But even if we were just paying for Lambda, at 10$ a day we would be paying 300$ a month instead of 164$. We have a lot of requests, but each request does very little, it's basically one database call per request. Maybe heavier requests that use more compute time would be better served with Lambda, where you pay per 100ms of compute time. Below is a report for one request, you can see we're using 3.50ms of compute time and being billed for 100ms, which seems like a big waste.
Finally, I'm not trying to bash API Gateway, Lambda or serverless in general here, just showing that for some workloads they are a lot more expensive than boring old EC2 and Elastic Beanstalk. So that's what we're sticking with 🙂. It's also very possible that there's a much better or more efficient way to set this up, I'm by no means an AWS expert, so if you see some glaring errors by all means point them out in the comments. And now, if want to spend a few minutes playing simple card games, try out CardGames.io or our new puzzle game, SpaceBugs.io.
UPDATE 26.9.2019: This post got over a 100.000 views in 3 days and was on the top of both Hacker News and reddit.com/r/programming . I've definitely learnt a few things. I should have used an Application Load Balancer instead of API Gateway in front of Lambda. I should upgrade my ancient m1.small instances to a newer instance type.
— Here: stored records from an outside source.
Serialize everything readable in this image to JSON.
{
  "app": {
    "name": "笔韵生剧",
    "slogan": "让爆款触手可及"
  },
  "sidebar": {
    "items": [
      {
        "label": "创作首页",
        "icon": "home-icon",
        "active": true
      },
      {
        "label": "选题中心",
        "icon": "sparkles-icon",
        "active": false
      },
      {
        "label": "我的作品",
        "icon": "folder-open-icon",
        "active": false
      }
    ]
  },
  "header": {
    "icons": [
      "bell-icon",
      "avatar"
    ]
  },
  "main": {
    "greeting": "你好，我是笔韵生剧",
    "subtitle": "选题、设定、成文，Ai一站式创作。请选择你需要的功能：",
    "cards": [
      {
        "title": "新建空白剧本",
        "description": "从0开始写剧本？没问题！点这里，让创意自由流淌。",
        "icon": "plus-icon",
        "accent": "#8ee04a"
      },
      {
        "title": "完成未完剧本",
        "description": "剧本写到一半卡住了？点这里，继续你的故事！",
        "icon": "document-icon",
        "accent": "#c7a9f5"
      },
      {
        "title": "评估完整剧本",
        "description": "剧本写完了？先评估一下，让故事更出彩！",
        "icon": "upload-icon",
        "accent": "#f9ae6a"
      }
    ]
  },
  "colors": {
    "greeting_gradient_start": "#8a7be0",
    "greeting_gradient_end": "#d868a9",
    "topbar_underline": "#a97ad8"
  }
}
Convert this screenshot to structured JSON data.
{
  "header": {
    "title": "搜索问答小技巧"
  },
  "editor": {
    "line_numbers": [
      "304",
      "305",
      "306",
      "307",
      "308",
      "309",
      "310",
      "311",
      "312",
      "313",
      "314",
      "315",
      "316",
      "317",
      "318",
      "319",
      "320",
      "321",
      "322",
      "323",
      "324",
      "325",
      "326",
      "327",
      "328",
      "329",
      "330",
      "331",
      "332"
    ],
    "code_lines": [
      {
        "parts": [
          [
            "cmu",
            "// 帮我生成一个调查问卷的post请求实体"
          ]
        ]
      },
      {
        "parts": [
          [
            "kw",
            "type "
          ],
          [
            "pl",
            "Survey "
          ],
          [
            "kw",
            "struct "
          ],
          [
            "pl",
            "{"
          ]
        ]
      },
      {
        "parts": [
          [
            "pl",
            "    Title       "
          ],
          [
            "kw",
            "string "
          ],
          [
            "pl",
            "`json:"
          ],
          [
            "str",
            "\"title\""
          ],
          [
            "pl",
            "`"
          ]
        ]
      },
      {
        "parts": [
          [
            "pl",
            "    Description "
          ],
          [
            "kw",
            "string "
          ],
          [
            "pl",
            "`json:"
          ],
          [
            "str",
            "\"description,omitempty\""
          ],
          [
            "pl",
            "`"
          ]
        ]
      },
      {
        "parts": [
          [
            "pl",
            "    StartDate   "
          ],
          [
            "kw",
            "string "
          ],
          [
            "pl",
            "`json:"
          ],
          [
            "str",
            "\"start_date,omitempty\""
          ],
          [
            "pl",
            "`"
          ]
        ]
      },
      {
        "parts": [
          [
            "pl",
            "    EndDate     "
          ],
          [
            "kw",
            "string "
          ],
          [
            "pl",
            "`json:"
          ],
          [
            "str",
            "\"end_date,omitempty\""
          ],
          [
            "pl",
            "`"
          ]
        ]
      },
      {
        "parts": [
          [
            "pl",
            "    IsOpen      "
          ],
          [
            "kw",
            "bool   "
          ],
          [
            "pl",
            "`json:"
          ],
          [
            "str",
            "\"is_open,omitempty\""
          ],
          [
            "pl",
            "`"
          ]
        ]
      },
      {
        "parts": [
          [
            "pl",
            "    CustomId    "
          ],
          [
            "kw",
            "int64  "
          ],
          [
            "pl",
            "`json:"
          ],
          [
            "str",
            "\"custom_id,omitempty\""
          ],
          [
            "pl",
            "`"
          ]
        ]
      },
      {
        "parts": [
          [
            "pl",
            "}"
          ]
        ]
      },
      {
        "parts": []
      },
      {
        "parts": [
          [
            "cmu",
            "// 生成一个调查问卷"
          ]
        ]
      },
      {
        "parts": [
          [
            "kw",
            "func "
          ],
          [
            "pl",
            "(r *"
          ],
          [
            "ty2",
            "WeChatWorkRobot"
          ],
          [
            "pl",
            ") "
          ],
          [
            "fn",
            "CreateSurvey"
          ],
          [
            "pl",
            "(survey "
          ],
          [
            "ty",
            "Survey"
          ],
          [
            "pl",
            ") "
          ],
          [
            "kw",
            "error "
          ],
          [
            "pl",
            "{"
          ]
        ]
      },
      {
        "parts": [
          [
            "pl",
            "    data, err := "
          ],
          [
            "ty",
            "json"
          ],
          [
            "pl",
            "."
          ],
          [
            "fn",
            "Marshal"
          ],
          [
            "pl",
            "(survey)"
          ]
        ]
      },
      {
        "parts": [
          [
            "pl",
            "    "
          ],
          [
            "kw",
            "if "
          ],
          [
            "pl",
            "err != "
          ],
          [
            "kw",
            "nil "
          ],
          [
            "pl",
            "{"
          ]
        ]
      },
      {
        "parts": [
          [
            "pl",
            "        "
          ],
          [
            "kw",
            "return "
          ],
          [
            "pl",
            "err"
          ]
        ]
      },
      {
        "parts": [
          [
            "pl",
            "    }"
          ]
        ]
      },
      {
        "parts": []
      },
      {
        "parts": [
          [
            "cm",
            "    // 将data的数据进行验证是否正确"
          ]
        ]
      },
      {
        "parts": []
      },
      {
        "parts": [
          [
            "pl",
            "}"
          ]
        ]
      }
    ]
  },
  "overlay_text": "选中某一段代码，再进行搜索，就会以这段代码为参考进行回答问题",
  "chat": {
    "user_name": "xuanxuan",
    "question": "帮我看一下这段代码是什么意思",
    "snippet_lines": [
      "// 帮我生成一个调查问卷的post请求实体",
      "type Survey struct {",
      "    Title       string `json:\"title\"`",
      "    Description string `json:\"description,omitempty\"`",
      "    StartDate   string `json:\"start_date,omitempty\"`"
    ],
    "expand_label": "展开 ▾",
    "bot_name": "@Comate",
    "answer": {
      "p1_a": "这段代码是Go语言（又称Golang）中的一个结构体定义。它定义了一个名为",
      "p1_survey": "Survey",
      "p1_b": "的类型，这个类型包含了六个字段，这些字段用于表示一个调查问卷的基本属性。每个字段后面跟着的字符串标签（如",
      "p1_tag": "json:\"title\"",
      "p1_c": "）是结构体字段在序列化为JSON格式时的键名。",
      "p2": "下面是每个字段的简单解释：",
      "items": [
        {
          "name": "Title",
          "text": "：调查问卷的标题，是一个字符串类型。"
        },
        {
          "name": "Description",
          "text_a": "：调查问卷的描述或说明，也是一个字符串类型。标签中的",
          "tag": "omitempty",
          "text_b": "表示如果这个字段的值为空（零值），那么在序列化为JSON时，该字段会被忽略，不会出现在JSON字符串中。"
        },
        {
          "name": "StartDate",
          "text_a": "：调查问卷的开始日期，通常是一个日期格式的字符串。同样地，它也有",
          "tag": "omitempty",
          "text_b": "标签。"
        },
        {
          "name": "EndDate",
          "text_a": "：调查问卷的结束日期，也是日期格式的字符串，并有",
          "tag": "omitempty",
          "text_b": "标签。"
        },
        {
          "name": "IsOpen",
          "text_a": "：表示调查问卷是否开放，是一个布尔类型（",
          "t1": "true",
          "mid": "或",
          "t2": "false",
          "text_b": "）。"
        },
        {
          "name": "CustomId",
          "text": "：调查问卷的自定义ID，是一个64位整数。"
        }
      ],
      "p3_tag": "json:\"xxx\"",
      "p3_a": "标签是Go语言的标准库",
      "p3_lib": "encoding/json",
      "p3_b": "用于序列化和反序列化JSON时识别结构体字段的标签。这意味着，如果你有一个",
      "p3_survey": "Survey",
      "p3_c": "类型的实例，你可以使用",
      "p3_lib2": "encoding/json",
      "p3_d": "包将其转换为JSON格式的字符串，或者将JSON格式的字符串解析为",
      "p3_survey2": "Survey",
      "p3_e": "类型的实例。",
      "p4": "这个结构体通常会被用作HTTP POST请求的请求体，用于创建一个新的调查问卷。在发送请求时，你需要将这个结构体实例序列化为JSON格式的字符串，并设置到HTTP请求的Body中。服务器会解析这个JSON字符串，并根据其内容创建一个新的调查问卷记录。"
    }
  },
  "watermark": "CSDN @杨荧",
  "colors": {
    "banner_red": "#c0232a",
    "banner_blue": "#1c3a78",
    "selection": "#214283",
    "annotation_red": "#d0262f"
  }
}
And I was able to get my Beanstalk deploy time down to a reasonable 30~40 seconds by using the runtime .NET Core docker image instead of the SDK one. Serverless still isn't the right fit for my use case, but it was definitely an interesting experiment!